The team then created composite conditions identifying when the chemical addition could be more tightly controlled. In this case, that was when the plant was at medium or low load, and stack Hg emissions were less than 1.0. Plant personnel were then able to quantify how much chemical was overfed to the system during medium- or low-load periods.
A ratio of the actual Hg emissions to the target was created, and then the percent difference was applied to the treatment chemical rate. In other words, if Hg was 30% lower than target, the assumption was that the chemical was being overfed by 30%. The final step was to aggregate and normalize the total volume of wasted Hg mitigant chemical during the target condition periods, totalized over various time periods at different pump settings when the chemical was being overfed.
The results were telling. Calculating the gallons of excess chemical fed during overtreatment periods showed that changes made to the pump setting reduced the over-application of chemical during medium-load condition rates by 50%. The plant expected to dip down into medium and low rates more in the future, so these chemical application rate optimizations were expected to become more valuable.
If the plant could save just one tote of chemical per month, it would equate to about $7,500 per month, or approximately $90,000 per year, in savings. Furthermore, the plant expected to conduct further optimization of the additive-emissions curve relationship for even finer tuning at medium- and low-load operations.
Use Cases in Brief
The following examples offer further evidence of the value of advanced data analytics.
Power Plant Data Analysis. A power plant performance manager had to compile a report for submission to the Federal Energy Regulatory Commission each quarter listing voltage overages. Finding these occasions using the control system’s historian meant reviewing data manually by examining it in 15-minute blocks over the 3-month period. Seeq was able to find such situations in an instant, even when the duration of the excursion was for merely a few seconds. Setting the selection criterion for such studies was very simple using Capsules, and a full report was prepared in minutes.
Power Plant Asset Optimization. Plant operators were aware that feedwater heaters tended to foul, creating degraded efficiency in a predictable manner. But, due to insufficient instrumentation, they were unable to quantify the process so maintenance could be optimized. Seeq analysis of the available boiler heat rate data provided the information necessary to determine what effect a cleaning effort had on efficiency, even to the extent of determining its specific value. As a result, operators are now able to optimize cleaning frequency based on a cost/benefit relationship.
These use cases show how modern data analytic solutions can be applied to quickly solve power plant operations and maintenance issues. In all cases, interactions were directly between plant experts and the data of interest, with no intervening actions required from data scientists or IT experts. This enabled an iterative and collaborative analysis of data by those in the best position to create information that can be used to improve plant operations and maintenance. ■

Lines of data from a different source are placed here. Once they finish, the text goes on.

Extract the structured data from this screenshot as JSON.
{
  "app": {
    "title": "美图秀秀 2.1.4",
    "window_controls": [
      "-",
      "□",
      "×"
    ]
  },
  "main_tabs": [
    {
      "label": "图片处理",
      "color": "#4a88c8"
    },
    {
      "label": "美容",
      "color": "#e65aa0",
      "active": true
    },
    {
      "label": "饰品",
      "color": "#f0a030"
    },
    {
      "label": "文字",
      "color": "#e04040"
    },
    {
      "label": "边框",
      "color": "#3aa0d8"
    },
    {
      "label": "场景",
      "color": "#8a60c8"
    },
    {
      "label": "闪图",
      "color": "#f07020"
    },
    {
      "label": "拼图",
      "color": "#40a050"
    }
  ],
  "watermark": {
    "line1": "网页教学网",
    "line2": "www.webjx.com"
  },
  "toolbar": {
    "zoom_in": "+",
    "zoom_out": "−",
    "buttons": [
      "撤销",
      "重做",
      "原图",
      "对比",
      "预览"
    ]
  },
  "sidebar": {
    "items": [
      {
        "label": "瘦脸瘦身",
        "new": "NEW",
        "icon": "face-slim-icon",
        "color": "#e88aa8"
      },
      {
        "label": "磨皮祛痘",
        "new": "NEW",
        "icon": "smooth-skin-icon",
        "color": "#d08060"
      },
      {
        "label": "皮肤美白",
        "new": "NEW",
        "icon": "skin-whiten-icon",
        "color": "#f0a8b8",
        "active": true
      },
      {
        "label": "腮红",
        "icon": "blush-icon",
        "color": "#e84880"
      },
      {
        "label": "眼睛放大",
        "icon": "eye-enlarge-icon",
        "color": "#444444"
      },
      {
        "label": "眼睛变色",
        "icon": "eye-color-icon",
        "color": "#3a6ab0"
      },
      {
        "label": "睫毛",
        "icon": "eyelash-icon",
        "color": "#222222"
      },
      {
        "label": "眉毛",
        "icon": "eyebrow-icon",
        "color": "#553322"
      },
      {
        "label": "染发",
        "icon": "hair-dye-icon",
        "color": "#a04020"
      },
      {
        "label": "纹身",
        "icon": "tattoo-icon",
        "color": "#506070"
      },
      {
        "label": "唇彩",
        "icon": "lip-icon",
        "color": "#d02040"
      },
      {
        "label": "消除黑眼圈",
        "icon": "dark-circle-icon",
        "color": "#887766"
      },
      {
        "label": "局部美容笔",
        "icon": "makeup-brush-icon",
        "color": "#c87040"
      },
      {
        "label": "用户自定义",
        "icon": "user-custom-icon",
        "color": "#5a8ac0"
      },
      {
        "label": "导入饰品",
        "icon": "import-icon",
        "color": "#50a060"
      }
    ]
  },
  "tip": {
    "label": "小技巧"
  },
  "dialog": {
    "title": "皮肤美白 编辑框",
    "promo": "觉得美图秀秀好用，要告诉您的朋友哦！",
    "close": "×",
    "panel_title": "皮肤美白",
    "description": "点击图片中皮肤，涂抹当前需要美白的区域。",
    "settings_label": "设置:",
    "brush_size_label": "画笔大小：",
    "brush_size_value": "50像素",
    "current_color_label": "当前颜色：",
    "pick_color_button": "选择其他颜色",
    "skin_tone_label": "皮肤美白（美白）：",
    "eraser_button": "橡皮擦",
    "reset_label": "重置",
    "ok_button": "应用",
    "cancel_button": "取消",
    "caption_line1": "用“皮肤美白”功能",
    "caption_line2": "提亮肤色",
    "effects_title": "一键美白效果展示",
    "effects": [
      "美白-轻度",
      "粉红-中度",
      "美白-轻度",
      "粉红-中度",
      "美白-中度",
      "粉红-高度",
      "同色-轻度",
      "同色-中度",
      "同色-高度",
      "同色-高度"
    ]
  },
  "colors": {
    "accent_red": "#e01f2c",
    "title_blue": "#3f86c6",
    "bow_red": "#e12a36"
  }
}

—Michael Risse is a vice president at Seeq Corp., a company building innovative productivity applications for engineers and analysts that accelerate insights into industrial process data.